The GXT1000VP4 is ideally suited for group communication. There are 142 privacy codes included in the radio—that gives you up to 5560 channel options to help keep your conversation separate from others’. There is also a group call feature, which allows you to create a group among various radio units and make direct calls within that group, and 10 different call tones.
This radio also has several different power settings that can be used to improve battery life.
Retailing for $89.99, the Midland GXT1000VP4 lands itself at the high end of the consumer two-way radio market. Considering its many features, excellent performance, weatherproofing, and build quality, the cost is not unreasonable.
However, it is worth noting that far cheaper radios such as the Arcshell AR-5 (which retails for around $25) are nearly its equal in terms of performance. It’s really the extra features that make the Midland stand out.
Though the GXT1000VP4 features top-of-the-line performance and features, the much cheaper Arcshell AR-5 will get you similar audio quality and obstacle-piercing power for a much more wallet-friendly price.
The GXT1000VP4 beats the AR-5 hands down when it comes to features such as hands-free communication, group management, and weather radio scanning. But if you are just using it to keep in touch with a hiking partner on the trail or a skiing buddy at the resort, the AR-5 is all you are ever likely to need. (Not to mention the AR-5 comes with headsets that actually work.)
However, the GXT1000VP4 compares very favorably against Midland’s other products—it beats out the cheaper LXT500VP3 in every possible way.
Definitely worth the price if you need the extra features.
If you need to communicate amongst a large group, talk with relative privacy, or stay aware of developing weather patterns, then the Midland GXT1000VP4’s premium price is more than justified.
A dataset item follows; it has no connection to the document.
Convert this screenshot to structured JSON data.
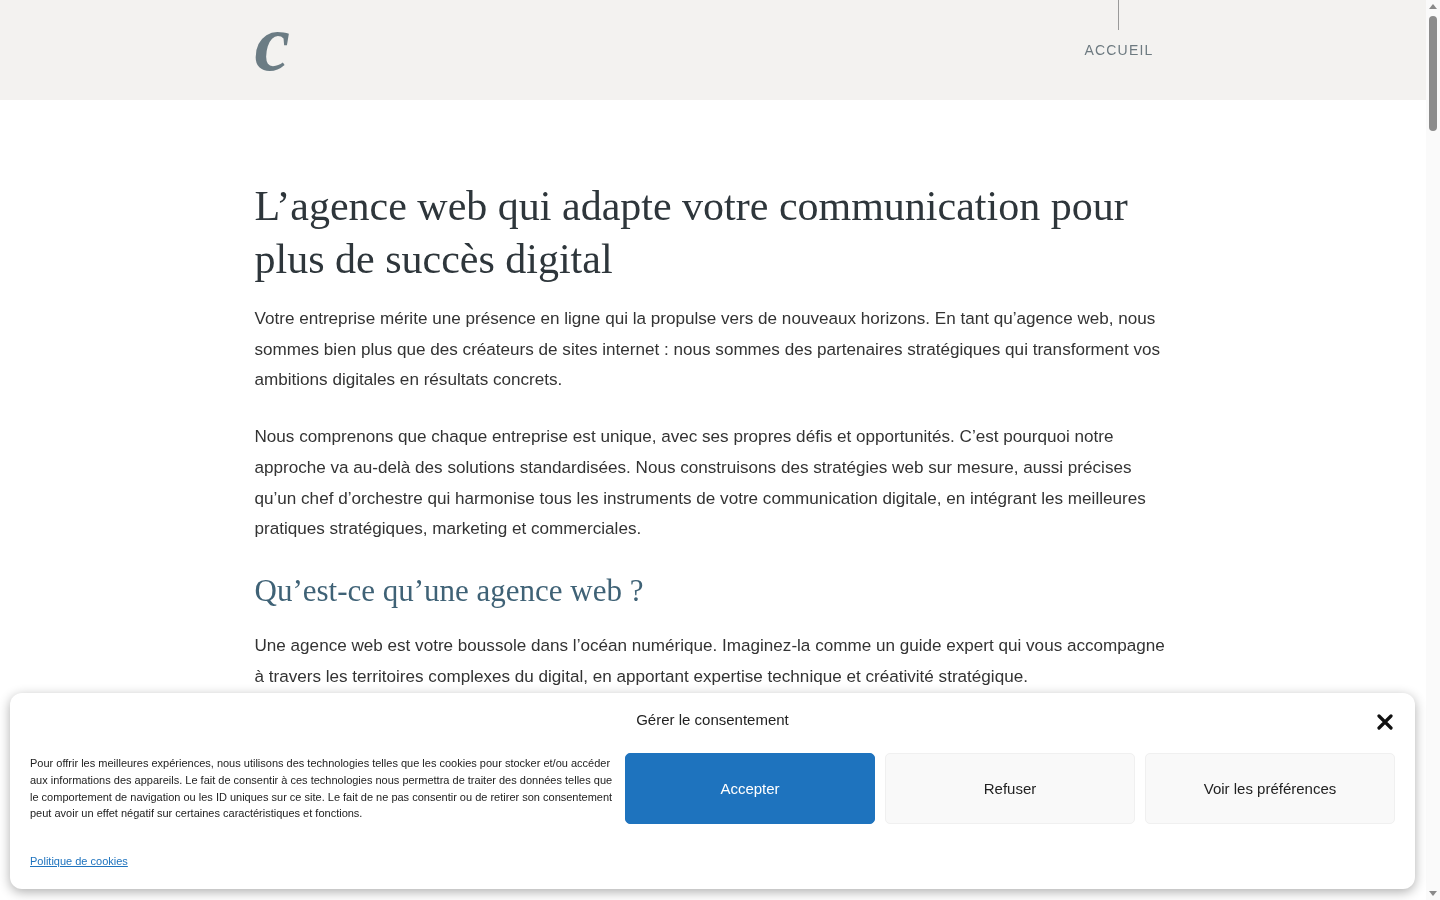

It has a few hiccups, but it also crams in tons of features, great range, and impressive audio quality into an attractive, professionally styled unit.